RICHARD WILLIAM HOKE.-A worthy representative of the agriculturists of Sullivan county, and a respected and highly esteemed citizen of Haddon township, is Richard William Hoke, of this brief personal history, in which are recorded a few of the more important events of his life. A son of George H. Hoke, whose sketch appears elsewhere in this work, he was born in Widner township, Knox county, Indiana, April 4, 1862, of pioneer ancestry. His father was three times married. By his first wife, whose maiden name was Mary H. Pearce, he had three children, of whom Richard W., is the only survivor. George H. Hoke married, second, Mary Polk, who bore him three children. By his marriage with his present wife, Alice Scanling, he has one child.

Brought up in Widner township, Richard W. Hoke obtained his early education in the district schools, and until twenty-six years of age assisted in the care of the home farm, in the meantime acquiring a practical knowledge of the science and art of agriculture. Buying then the old Pearce homestead, on which his grandfather, Richard William Pearce, settled in the very early part of the past century, while the Indians were still numerous, and while

"The forests in their grandeur all proud and noble stood,
Ere the woodman's blows rang echoing in the deep and darksome wood."

Continuing the improvements previously begun. Mr. Hoke has added greatly to the value of his property, his buildings being now in excellent repair, and his house occupying a beautiful site on a natural elevation. As a general farmer, he has met with richly deserved success, both as a grain raiser and as a stock breeder and feeder, raising each year from two to four carloads of hogs, an industry which brings him much money, as do his two carloads of cattle which he ships each year. Mr. Hoke has also other interests of value, being a stockholder in the People's State Bank of Carlisle. He is a stanch supporter of the principles of the Democratic party, and a member of Carlisle Lodge, No. 3. F. & A. M.

On March 5, 1889, Mr. Hoke married Mary Osborn, who was born in Widner township, Knox county, Indiana, September 17, 1865, a daughter of Wines and America (Colton) Osborn. Her father was born in Greene county, Indiana, December 20, 1839, and her mother was born November 3. 1842, in Haddon township, Sullivan county. They were married in 1864, in Haddon township, and after living for a year in Greene county, settled in Widner township, Knox county, where they resided until 1900, when they retired from farming, and have since made their home in Oaktown. Four children were born to Mr. and Mrs. Osborn, as follows: Mary, wife of Mr. Hoke; Emma, deceased; Anna, wife of Lee Bond, of Oaktown; and Theodore W., of Oaktown. Mr. and Mrs. Hoke have one child, George Osborn Hoke, born June 5, 1897, now attending school in Carlisle. Religiously, Mrs. Hoke is a faithful member of the Methodist Episcopal church.

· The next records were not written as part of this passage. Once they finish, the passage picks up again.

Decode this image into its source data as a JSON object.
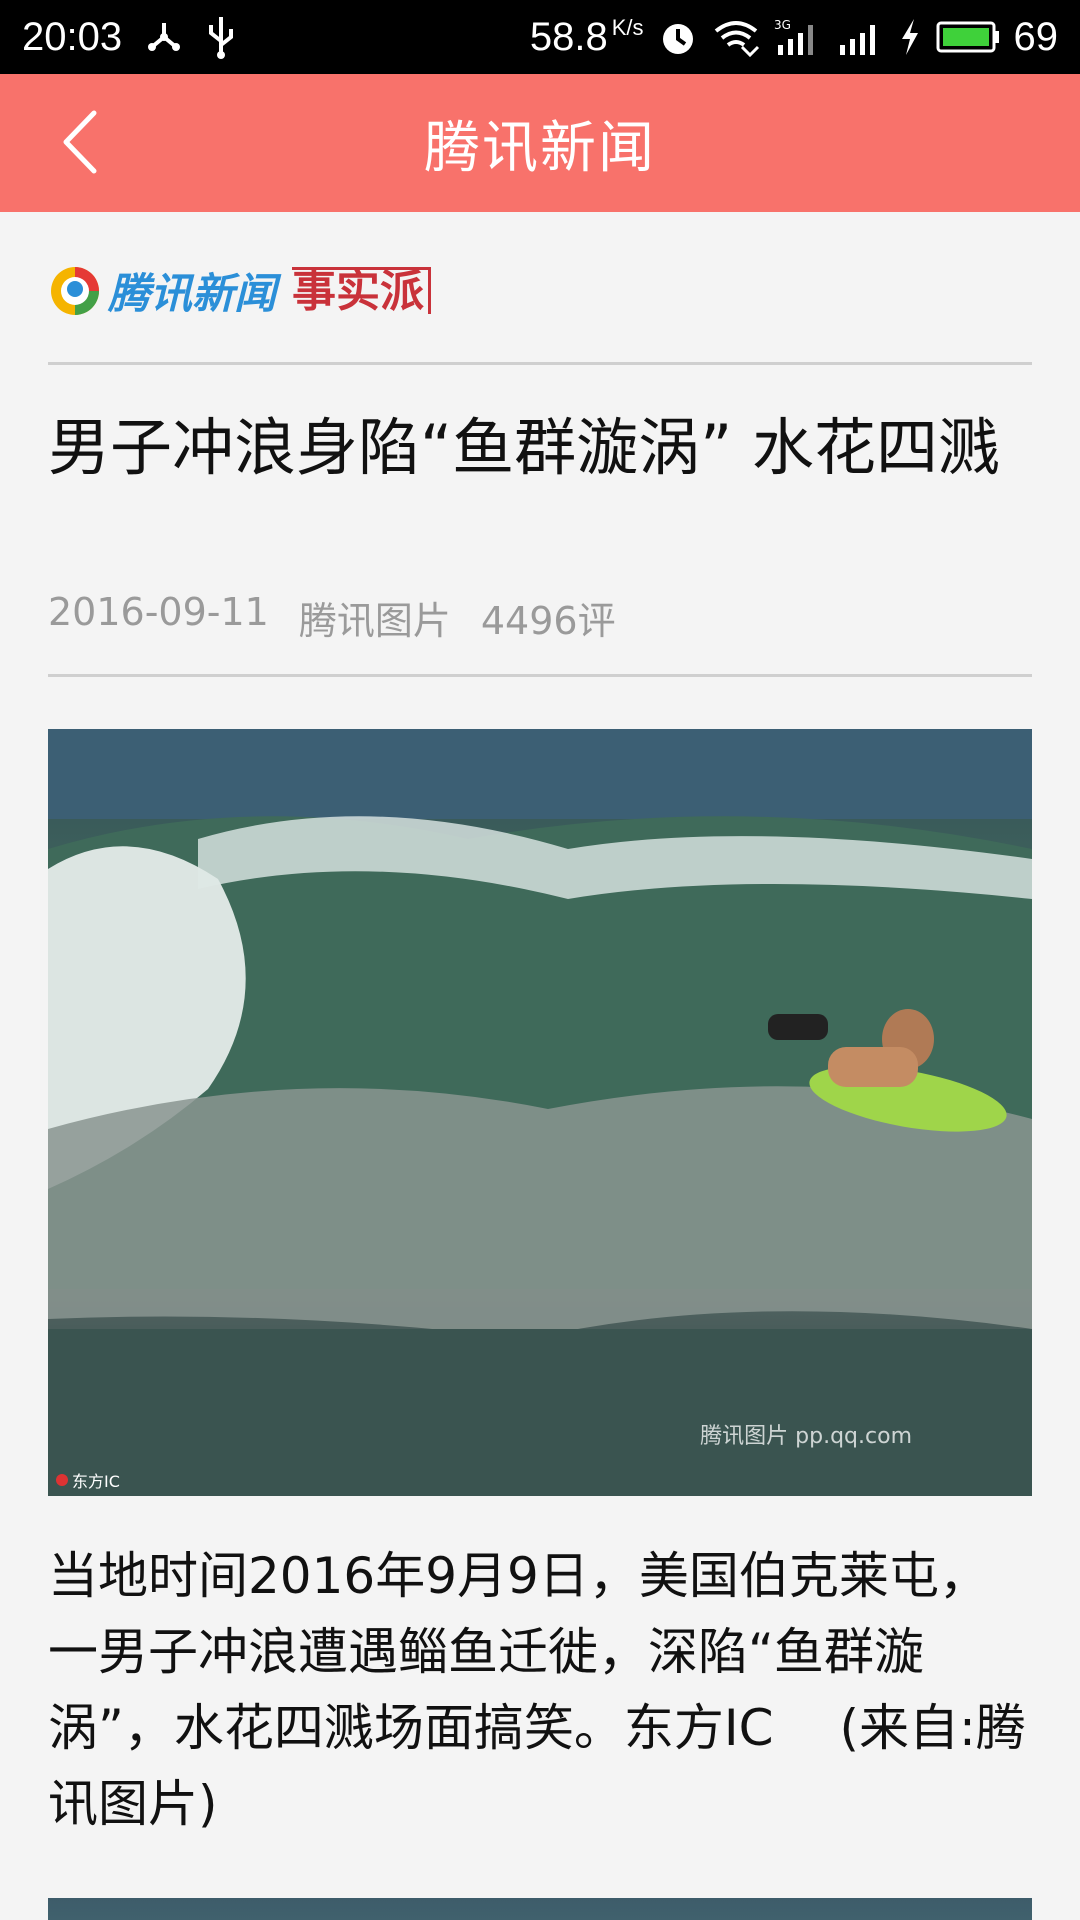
{
  "status_bar": {
    "time": "20:03",
    "speed": "58.8",
    "speed_unit": "K/s",
    "network": "3G",
    "battery": "69",
    "icons": [
      "usb-debug-icon",
      "usb-icon",
      "alarm-icon",
      "wifi-icon",
      "signal-3g-icon",
      "signal-icon",
      "charging-icon",
      "battery-icon"
    ]
  },
  "app_bar": {
    "title": "腾讯新闻",
    "back_icon": "chevron-left-icon",
    "background": "#f8726b"
  },
  "article": {
    "brand_name": "腾讯新闻",
    "brand_sub": "事实派",
    "headline": "男子冲浪身陷“鱼群漩涡” 水花四溅",
    "date": "2016-09-11",
    "source": "腾讯图片",
    "comments": "4496评",
    "photo_credit_left": "东方IC",
    "photo_credit_right": "腾讯图片 pp.qq.com",
    "caption": "当地时间2016年9月9日，美国伯克莱屯，一男子冲浪遭遇鲻鱼迁徙，深陷“鱼群漩涡”，水花四溅场面搞笑。东方IC　 (来自:腾讯图片)"
  },
  "colors": {
    "accent": "#f8726b",
    "brand_blue": "#2b8fd8",
    "brand_red": "#c9323a",
    "meta_gray": "#9a9a9a"
  }
}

In December, 1906, Mr. Hoke, his wife and little son Osborn made a pleasure trip to Monterey, Mexico, and spent some two months in the land of the Montezumas. Mr. Hoke is known amongst the citizens of Carlisle as an intrepid hunter and dead shot, and passionately fond of the chase. Whilst in the mountain wilds of Mexico, he killed fourteen deer, one Mexican tiger, one haviline or wild hog and a mountain wolf and hundreds of ducks. He had the skins of the animals tanned by a Mexican and they adorn his country residence. He killed the Mexican tiger with a No. 303 "Savage" rifle, sixty yards distance, whilst the animal was feeding upon the carcass of a deer which Mr. Hoke had slain. He expects to again spend some of the hunting seasons in that country. His father, George Hoke, and wife also spent a vacation at Monterey and Tampico, on the Gulf of Mexico. Richard Hoke and his brother Charles, who is a resident of Monterey, witnessed four bull fights, which is the national sport in Mexico.